In 1997 you have released the first book on Arvo Pärt that offered a survey on his life and also a stylistic survey of his work up to then. Ever since a lot of things have happened and many works have been composed. Do you consider an update of this book?
Hillier: It has crossed my mind of course, but so far I have been too busy with other things. Right now I'm in the middle of a book – a history of singing groups – which I need to finish! And anyway, I was only able to complete my original Pärt book because I had a professorship at U.C. Davis that afforded me the time and resources to work on it consistently. Now that I’m a freelance musician again it’s not so easy.
I will add this however: the one aspect of the music which I felt warranted more discussion was the extent and nature of its spiritual basis in the Russian Orthodox religion. I offered a few thoughts on this in my book, but I’m not qualified to go further in that particular direction. However, someone else has just accomplished this very thing and I warmly recommend it: I’m referring to Peter Bouteneff’s “Arvo Pärt: Out of Silence”, just published this year by St Vladimir’s Seminary Press in New York. It’s very clear and readable, and yet it says a lot.
Which are the works that have moved you the most?
Hillier: First there has to be the Passio, though ideally this is a work to perform as a special event, not too often: it’s a performance piece, and I try to be sparing of rehearsal. Then there’s the Miserere – of the larger works this is the one with which I was most closely involved in the initial preparation, and I remember the first performances with great affection. After that it becomes impossible to choose: I recently presented a Pärt “retrospective” with Theatre of Voices (as an octet) in which we performed at least one work from each decade of Arvo’s composing career – from Solfeggio (1964) through to Virgencita (2012) – already one of my favourites among the smaller pieces. One important rediscovery for me through doing this program was I Am the True Vine. I recorded this work about twenty years ago, but since then, for no particular reason, it dropped out of my repertoire. It was good to be reminded of just how lovely it is, with a unique blend of gravity and lightness.
Finally I must not forget to add some of the instrumental works, especially Fratres, Tabula Rasa and Spiegel im Spiegel: these were among the first Pärt works I heard and they each remain strong favourites, but for me Fratres is one of the most important pieces of all.
Working with the music of Pärt has it had an influence on your relationship to music or on the way you interpret music?
Hillier: Yes, but it works in two directions. The way I interpret music has also had an effect on the way I work with Pärt's music. Everything contributes to one's work as a performer.

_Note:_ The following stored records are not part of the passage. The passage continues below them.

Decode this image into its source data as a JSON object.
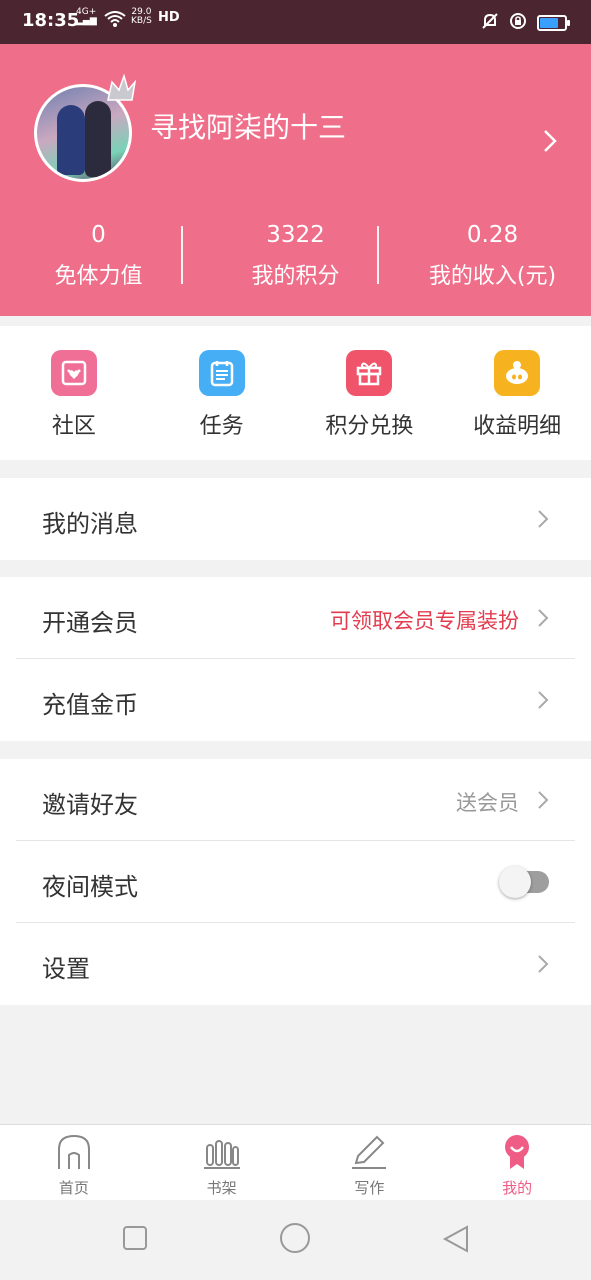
{
  "status_bar": {
    "time": "18:35",
    "network": "4G+",
    "speed_value": "29.0",
    "speed_unit": "KB/S",
    "hd": "HD",
    "battery_level": 0.75
  },
  "profile": {
    "username": "寻找阿柒的十三",
    "stats": [
      {
        "value": "0",
        "label": "免体力值"
      },
      {
        "value": "3322",
        "label": "我的积分"
      },
      {
        "value": "0.28",
        "label": "我的收入(元)"
      }
    ]
  },
  "quick_actions": [
    {
      "label": "社区",
      "icon": "community-icon",
      "color": "#f06f97"
    },
    {
      "label": "任务",
      "icon": "task-icon",
      "color": "#45aef5"
    },
    {
      "label": "积分兑换",
      "icon": "gift-icon",
      "color": "#f0546a"
    },
    {
      "label": "收益明细",
      "icon": "piggy-bank-icon",
      "color": "#f7b220"
    }
  ],
  "menu": {
    "messages": {
      "label": "我的消息"
    },
    "vip": {
      "label": "开通会员",
      "note": "可领取会员专属装扮"
    },
    "recharge": {
      "label": "充值金币"
    },
    "invite": {
      "label": "邀请好友",
      "note": "送会员"
    },
    "night_mode": {
      "label": "夜间模式",
      "enabled": false
    },
    "settings": {
      "label": "设置"
    }
  },
  "tabs": [
    {
      "label": "首页",
      "icon": "home-icon",
      "active": false
    },
    {
      "label": "书架",
      "icon": "bookshelf-icon",
      "active": false
    },
    {
      "label": "写作",
      "icon": "pen-icon",
      "active": false
    },
    {
      "label": "我的",
      "icon": "profile-icon",
      "active": true
    }
  ],
  "colors": {
    "header_bg": "#ef6e8a",
    "accent": "#ef5c86",
    "highlight_red": "#e33c4f"
  }
}
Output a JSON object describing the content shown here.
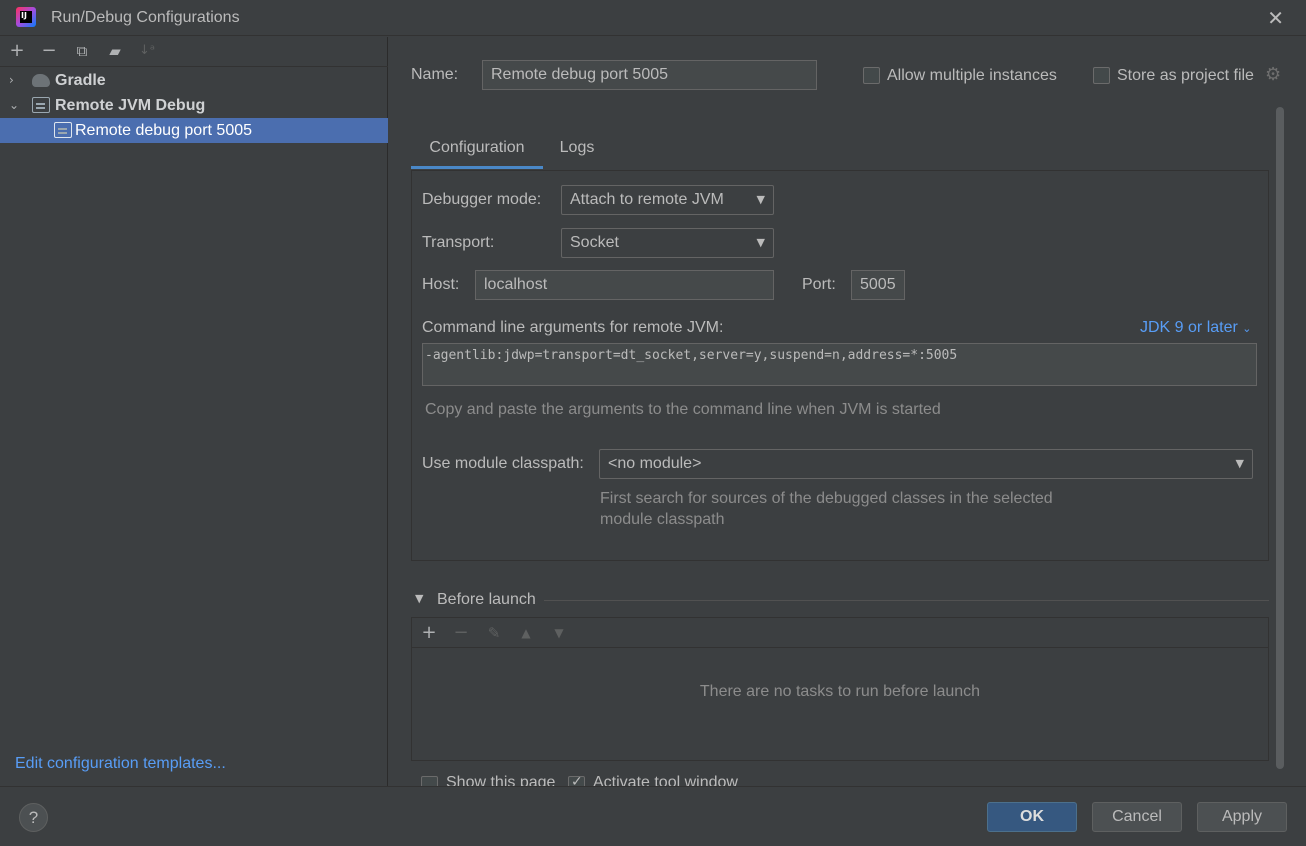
{
  "window": {
    "title": "Run/Debug Configurations"
  },
  "left": {
    "tree": [
      {
        "label": "Gradle",
        "expanded": false,
        "icon": "gradle-icon"
      },
      {
        "label": "Remote JVM Debug",
        "expanded": true,
        "icon": "jvm-debug-icon"
      },
      {
        "label": "Remote debug port 5005",
        "selected": true,
        "icon": "jvm-debug-icon"
      }
    ],
    "edit_templates_link": "Edit configuration templates..."
  },
  "form": {
    "name_label": "Name:",
    "name_value": "Remote debug port 5005",
    "allow_multiple_label": "Allow multiple instances",
    "allow_multiple_checked": false,
    "store_project_label": "Store as project file",
    "store_project_checked": false,
    "tabs": [
      "Configuration",
      "Logs"
    ],
    "active_tab": "Configuration",
    "debugger_mode_label": "Debugger mode:",
    "debugger_mode_value": "Attach to remote JVM",
    "transport_label": "Transport:",
    "transport_value": "Socket",
    "host_label": "Host:",
    "host_value": "localhost",
    "port_label": "Port:",
    "port_value": "5005",
    "cmdline_label": "Command line arguments for remote JVM:",
    "jdk_link": "JDK 9 or later",
    "cmdline_value": "-agentlib:jdwp=transport=dt_socket,server=y,suspend=n,address=*:5005",
    "cmdline_hint": "Copy and paste the arguments to the command line when JVM is started",
    "module_label": "Use module classpath:",
    "module_value": "<no module>",
    "module_hint_1": "First search for sources of the debugged classes in the selected",
    "module_hint_2": "module classpath",
    "before_launch_label": "Before launch",
    "no_tasks_text": "There are no tasks to run before launch",
    "show_page_label": "Show this page",
    "show_page_checked": false,
    "activate_tool_label": "Activate tool window",
    "activate_tool_checked": true
  },
  "buttons": {
    "ok": "OK",
    "cancel": "Cancel",
    "apply": "Apply",
    "help": "?"
  },
  "colors": {
    "background": "#3c3f41",
    "selection": "#4b6eaf",
    "link": "#589df6",
    "primary": "#365880"
  }
}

Speaking of influence and thus perhaps of connections between different composers, for me one of the closest composers to Arvo is John Cage, especially the way he uses silence and single notes; also of course, the prepared piano. I think Arvo once told me that he'd not heard Cage's music (as a young man) but he had read about it and that was already enough to have acted upon him in some way as a liberating influence. Another is Luigi Nono, whom Arvo actually met when he (Nono) was visiting the Soviet Union. Whether there was influence of some kind I cannot say, but in Nono's music one often hears single notes 'played beautifully' – which reminds me of a very similar ideal that Arvo has quoted. ('It is enough if one note is played beautifully.')
More generally – about the influence of Pärt on other composers – I get sent quite a lot of music by composers who have clearly been influenced by Pärt’s example. Unfortunately, when you have a Pärt there’s less need for other music of the same ilk. I am not much drawn towards so-called “holy minimalism”. I perform Pärt because it’s wonderful music. But otherwise I like composers who do other things, their own things, as well as possible.
Paul Hillier conducts Arvo Pärt:
For the occasion of Pärt’s birthday, Harmonia Mundi USA will publish a CD box that contains three successful CDs of the past years in October.
907182 De Profundis
907401 Da Pacem
807553 Creator Spiritus